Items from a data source
--- --- ---
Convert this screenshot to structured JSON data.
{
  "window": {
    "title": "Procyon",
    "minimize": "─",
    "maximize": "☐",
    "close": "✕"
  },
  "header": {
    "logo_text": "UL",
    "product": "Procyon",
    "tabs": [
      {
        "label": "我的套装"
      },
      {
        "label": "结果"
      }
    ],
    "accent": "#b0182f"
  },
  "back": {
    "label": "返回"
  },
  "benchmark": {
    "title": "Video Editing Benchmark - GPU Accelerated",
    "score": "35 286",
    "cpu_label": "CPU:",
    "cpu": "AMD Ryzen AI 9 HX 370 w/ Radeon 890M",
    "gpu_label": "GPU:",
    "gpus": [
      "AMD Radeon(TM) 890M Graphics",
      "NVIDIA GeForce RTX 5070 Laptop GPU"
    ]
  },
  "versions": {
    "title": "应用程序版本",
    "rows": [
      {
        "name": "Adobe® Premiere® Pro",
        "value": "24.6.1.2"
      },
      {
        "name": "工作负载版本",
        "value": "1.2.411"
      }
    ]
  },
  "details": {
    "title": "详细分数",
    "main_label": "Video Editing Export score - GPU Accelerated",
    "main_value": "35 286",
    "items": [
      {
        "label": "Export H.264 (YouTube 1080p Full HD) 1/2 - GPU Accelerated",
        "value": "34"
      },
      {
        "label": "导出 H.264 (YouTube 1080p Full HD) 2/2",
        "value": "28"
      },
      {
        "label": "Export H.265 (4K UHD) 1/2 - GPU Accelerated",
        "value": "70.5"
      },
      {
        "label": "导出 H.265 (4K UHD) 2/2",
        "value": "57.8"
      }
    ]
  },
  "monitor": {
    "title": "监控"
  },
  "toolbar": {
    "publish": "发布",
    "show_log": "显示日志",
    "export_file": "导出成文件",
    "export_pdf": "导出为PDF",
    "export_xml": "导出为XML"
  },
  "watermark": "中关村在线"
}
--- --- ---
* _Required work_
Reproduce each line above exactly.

* _Solution for this problem_
Convert this screenshot to structured JSON data.
{
  "window": {
    "title": "Procyon",
    "minimize": "─",
    "maximize": "☐",
    "close": "✕"
  },
  "header": {
    "logo_text": "UL",
    "product": "Procyon",
    "tabs": [
      {
        "label": "我的套装"
      },
      {
        "label": "结果"
      }
    ],
    "accent": "#b0182f"
  },
  "back": {
    "label": "返回"
  },
  "benchmark": {
    "title": "Video Editing Benchmark - GPU Accelerated",
    "score": "35 286",
    "cpu_label": "CPU:",
    "cpu": "AMD Ryzen AI 9 HX 370 w/ Radeon 890M",
    "gpu_label": "GPU:",
    "gpus": [
      "AMD Radeon(TM) 890M Graphics",
      "NVIDIA GeForce RTX 5070 Laptop GPU"
    ]
  },
  "versions": {
    "title": "应用程序版本",
    "rows": [
      {
        "name": "Adobe® Premiere® Pro",
        "value": "24.6.1.2"
      },
      {
        "name": "工作负载版本",
        "value": "1.2.411"
      }
    ]
  },
  "details": {
    "title": "详细分数",
    "main_label": "Video Editing Export score - GPU Accelerated",
    "main_value": "35 286",
    "items": [
      {
        "label": "Export H.264 (YouTube 1080p Full HD) 1/2 - GPU Accelerated",
        "value": "34"
      },
      {
        "label": "导出 H.264 (YouTube 1080p Full HD) 2/2",
        "value": "28"
      },
      {
        "label": "Export H.265 (4K UHD) 1/2 - GPU Accelerated",
        "value": "70.5"
      },
      {
        "label": "导出 H.265 (4K UHD) 2/2",
        "value": "57.8"
      }
    ]
  },
  "monitor": {
    "title": "监控"
  },
  "toolbar": {
    "publish": "发布",
    "show_log": "显示日志",
    "export_file": "导出成文件",
    "export_pdf": "导出为PDF",
    "export_xml": "导出为XML"
  },
  "watermark": "中关村在线"
}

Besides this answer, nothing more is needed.